The lines needed are those below that contain the word "unit"; copy each one.

Stored data entries:
┄┄┄┄┄┄┄┄┄┄

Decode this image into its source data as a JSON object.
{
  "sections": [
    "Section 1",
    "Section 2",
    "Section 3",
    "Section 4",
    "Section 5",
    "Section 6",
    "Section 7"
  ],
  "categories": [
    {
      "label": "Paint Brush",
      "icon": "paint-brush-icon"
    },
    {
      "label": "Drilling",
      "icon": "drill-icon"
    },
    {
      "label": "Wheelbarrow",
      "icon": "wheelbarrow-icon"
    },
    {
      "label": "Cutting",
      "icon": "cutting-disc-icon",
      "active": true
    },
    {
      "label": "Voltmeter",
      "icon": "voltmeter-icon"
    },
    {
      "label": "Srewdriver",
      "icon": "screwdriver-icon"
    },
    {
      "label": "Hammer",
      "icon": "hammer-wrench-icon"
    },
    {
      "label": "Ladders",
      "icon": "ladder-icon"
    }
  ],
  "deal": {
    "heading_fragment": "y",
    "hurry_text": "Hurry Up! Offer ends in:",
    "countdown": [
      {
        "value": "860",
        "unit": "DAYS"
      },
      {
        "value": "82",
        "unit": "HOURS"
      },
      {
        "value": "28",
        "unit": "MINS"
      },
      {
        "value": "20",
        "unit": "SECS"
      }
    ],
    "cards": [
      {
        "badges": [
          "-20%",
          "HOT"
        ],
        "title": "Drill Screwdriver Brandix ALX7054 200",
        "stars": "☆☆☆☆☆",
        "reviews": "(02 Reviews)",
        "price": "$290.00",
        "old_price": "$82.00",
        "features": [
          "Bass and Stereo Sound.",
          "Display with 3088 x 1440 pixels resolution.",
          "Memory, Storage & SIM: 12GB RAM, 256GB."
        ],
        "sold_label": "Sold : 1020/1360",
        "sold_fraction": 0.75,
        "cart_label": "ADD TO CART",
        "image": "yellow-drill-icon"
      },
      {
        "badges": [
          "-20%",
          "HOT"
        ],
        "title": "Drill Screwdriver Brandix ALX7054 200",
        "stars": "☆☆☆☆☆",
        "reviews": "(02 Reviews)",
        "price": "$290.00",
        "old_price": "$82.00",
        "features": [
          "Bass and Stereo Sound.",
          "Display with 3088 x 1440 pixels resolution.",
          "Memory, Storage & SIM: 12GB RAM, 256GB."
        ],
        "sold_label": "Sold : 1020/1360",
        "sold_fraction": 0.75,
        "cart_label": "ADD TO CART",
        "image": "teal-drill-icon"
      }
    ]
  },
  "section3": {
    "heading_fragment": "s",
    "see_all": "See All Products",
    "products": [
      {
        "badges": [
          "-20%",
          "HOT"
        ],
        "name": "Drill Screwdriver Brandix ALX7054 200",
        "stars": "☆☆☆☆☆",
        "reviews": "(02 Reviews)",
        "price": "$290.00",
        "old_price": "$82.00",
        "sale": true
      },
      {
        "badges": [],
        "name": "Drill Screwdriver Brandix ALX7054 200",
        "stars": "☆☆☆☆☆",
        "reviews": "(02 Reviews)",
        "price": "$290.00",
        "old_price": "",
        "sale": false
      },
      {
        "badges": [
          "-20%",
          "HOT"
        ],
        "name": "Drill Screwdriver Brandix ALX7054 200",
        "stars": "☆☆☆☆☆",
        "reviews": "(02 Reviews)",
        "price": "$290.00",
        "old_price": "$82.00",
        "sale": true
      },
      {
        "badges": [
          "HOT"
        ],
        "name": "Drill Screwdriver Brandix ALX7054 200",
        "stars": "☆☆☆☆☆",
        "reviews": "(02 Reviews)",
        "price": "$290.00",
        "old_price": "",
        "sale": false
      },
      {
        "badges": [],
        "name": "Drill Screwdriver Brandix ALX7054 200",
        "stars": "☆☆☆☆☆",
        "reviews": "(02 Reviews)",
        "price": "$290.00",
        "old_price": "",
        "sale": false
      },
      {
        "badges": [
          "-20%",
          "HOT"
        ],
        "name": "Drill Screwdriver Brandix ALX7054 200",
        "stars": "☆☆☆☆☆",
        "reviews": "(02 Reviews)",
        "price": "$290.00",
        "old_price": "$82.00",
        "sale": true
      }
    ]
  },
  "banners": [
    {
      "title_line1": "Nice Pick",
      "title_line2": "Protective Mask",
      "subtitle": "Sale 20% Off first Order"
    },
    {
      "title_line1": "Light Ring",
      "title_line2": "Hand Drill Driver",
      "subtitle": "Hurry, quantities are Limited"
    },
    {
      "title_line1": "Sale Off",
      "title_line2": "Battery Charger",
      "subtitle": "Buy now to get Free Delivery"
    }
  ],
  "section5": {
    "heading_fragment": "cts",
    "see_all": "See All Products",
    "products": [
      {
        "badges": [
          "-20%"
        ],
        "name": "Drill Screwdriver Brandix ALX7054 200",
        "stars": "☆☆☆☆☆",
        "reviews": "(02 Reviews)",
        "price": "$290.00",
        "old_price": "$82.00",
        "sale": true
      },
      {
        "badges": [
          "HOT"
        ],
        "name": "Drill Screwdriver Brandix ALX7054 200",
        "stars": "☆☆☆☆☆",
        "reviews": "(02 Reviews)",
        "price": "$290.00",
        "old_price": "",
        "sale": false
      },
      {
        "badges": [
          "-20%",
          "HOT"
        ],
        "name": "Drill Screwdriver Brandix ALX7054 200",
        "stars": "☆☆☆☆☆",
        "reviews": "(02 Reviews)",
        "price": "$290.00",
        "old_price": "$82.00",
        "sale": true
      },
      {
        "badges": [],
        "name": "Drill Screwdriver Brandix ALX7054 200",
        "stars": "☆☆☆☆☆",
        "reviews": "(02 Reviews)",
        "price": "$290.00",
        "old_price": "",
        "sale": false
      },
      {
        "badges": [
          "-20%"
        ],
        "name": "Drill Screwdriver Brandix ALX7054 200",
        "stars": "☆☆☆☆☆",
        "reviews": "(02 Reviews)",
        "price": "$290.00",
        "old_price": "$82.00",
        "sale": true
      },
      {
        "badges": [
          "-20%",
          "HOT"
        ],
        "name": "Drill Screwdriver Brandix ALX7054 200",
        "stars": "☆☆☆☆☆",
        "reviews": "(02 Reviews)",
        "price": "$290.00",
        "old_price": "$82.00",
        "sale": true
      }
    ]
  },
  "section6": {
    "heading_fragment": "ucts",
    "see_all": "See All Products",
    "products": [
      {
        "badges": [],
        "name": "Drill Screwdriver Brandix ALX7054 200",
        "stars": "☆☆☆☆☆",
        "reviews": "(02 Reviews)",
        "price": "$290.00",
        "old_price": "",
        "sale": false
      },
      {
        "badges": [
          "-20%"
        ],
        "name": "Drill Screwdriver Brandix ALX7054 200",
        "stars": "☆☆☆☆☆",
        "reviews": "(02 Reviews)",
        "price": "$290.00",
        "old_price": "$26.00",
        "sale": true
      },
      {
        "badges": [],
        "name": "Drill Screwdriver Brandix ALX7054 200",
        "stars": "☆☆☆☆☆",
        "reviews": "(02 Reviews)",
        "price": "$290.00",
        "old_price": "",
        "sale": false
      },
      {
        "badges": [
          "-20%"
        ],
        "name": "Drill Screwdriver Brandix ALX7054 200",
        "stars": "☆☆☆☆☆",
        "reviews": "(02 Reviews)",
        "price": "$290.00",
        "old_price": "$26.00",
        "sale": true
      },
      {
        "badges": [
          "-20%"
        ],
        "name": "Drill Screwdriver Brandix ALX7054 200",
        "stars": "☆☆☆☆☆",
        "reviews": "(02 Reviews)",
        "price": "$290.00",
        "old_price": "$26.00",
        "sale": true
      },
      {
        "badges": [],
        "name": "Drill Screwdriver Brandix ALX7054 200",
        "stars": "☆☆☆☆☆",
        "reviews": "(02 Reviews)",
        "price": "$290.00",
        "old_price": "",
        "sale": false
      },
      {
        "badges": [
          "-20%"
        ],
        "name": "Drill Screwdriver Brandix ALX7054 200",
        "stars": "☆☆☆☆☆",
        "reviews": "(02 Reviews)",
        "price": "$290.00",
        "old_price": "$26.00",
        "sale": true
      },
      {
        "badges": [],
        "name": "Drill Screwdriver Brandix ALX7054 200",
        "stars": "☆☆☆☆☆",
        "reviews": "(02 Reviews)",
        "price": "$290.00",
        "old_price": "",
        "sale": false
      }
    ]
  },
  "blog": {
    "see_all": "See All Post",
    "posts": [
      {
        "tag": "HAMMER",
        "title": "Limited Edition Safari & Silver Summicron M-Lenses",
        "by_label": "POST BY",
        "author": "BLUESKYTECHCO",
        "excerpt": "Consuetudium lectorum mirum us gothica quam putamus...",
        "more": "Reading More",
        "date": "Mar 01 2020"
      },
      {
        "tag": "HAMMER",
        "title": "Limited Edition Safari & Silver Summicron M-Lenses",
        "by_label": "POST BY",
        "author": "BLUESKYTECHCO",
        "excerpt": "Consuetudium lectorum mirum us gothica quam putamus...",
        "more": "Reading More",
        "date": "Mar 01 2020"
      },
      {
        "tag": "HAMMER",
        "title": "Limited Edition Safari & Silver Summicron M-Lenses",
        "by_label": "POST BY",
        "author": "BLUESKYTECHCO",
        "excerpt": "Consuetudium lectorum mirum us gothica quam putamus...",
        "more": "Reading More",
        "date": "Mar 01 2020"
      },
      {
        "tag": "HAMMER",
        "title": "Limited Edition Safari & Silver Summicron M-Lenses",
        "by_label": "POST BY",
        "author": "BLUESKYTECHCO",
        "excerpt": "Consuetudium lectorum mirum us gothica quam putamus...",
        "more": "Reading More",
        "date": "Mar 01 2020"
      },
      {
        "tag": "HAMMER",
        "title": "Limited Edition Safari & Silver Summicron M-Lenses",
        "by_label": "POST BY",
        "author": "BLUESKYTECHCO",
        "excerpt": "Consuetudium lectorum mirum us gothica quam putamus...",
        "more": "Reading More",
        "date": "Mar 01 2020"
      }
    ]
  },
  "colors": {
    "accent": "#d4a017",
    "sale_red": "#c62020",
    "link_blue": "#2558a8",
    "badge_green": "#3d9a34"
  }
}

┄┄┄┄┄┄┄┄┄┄

TASK RESULT.
        "unit": "DAYS"
        "unit": "HOURS"
        "unit": "MINS"
        "unit": "SECS"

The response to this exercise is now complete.